Autonomous pest control to benefit farmers economically, environmentally

Autonomous pest control vehicles could become a valuable asset to farmers in the future as they create an opportunity for new intelligence and a way of managing pests in crop fields.

Kansas State University precision agricultural engineer Ajay Sharda says that small, robotic vehicles could identify sites of infestation, decide if it is beyond a critical level and whether it should be sprayed.

Currently, this technology is not ready for farmers, he said. “The component that is missing at this point is how do we infuse artificial intelligence to these machines.”

Specifically what’s missing, according to Sharda, is human eyes, intelligence, feelers, and knowledge—all important aspects if a farmer is considering placing many vehicles in the same field.

“I think these are technological innovations that need to be developed so we can present (this option) to our farming community,” Sharda said.

“When we are running one big sprayer it’s going to cover the entire field,” he added. But, “in the same 100 acres, if I’m running 20 small autonomous machines, I have to aggregate all that data on the fly to understand how I covered the entire field and how much pesticide I applied.”

Sharda said that when observing crops, he looks from the top to the bottom even though most crop infestations start from the middle or bottom. Autonomous vehicles have the ability to view the crop from the bottom to middle section.

“By spraying inside (the canopy), I have a microclimate that has lesser wind effect… and is a little bit cooler and damp,” Sharda said.

The vehicles can also spray much closer to the crop, allowing it to be more site specific on the plant.

“If I am spraying site specific, I’m saving a lot of chemical, which means costs are down” and the potential for those chemicals to reach nearby water bodies also is decreased, according to Sharda.

He said autonomous vehicles will have the ability to catch an infestation at the right time and be able to treat it before it damages a portion of the field.

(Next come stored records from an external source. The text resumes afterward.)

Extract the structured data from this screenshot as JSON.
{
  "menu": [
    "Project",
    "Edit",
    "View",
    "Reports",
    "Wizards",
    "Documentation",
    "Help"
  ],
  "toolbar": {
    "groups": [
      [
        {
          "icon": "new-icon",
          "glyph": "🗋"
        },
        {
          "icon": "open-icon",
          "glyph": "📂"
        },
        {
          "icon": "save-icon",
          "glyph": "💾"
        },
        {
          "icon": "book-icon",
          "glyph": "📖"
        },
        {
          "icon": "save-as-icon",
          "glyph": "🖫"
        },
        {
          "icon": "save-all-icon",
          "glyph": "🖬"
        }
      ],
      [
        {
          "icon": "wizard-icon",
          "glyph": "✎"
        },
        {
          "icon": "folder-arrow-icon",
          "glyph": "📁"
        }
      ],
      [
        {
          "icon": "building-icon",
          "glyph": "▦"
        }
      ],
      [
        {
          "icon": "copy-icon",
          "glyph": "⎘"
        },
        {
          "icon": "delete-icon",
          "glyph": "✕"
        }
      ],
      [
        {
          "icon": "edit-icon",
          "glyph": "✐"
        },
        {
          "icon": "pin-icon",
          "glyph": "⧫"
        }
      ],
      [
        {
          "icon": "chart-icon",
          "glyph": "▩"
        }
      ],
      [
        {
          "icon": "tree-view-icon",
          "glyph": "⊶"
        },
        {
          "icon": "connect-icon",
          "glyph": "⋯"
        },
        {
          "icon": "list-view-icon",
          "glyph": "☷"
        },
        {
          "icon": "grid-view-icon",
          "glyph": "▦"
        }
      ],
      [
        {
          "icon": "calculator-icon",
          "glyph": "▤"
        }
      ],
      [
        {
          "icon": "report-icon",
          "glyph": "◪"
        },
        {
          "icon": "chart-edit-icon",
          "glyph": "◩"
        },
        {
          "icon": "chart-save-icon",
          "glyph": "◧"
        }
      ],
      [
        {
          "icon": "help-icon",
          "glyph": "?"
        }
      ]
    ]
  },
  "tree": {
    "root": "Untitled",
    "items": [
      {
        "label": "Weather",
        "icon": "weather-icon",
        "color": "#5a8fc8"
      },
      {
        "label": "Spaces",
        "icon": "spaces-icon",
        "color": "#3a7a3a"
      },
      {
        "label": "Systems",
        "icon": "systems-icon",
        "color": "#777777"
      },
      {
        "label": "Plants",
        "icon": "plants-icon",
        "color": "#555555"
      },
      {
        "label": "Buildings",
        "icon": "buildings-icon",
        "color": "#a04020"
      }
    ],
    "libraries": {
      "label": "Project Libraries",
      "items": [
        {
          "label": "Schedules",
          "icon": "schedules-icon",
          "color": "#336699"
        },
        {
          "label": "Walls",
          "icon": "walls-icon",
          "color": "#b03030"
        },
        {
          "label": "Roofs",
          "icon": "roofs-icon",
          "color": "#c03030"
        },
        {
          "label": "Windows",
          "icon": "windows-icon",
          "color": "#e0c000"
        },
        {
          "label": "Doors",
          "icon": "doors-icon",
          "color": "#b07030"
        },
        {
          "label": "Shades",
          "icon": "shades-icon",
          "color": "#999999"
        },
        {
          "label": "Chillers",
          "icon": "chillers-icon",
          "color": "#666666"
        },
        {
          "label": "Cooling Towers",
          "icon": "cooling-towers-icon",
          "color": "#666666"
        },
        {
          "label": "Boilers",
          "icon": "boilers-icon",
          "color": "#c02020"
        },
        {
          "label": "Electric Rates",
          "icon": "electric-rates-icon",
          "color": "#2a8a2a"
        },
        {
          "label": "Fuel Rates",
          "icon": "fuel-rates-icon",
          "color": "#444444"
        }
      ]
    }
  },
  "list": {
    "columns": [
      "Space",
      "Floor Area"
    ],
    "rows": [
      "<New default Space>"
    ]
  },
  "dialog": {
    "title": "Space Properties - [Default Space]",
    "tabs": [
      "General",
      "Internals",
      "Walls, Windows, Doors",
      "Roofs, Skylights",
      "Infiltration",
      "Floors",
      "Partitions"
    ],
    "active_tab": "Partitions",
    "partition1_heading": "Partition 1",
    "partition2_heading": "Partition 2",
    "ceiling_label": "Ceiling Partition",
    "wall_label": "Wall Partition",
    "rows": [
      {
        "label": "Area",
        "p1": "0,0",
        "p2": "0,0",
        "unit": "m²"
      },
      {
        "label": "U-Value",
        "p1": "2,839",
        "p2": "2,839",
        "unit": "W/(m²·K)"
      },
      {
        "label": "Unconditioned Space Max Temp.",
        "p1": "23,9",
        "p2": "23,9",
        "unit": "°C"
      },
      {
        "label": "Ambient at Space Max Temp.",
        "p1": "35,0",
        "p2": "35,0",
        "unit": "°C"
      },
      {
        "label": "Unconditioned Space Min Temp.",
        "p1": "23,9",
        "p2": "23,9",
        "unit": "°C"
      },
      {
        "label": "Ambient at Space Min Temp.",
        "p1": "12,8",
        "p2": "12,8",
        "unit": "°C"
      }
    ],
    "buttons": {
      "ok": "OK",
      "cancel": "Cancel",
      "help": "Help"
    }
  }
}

“There are a lot of benefits from the standpoint of the environment and saving dollars,” Sharda said.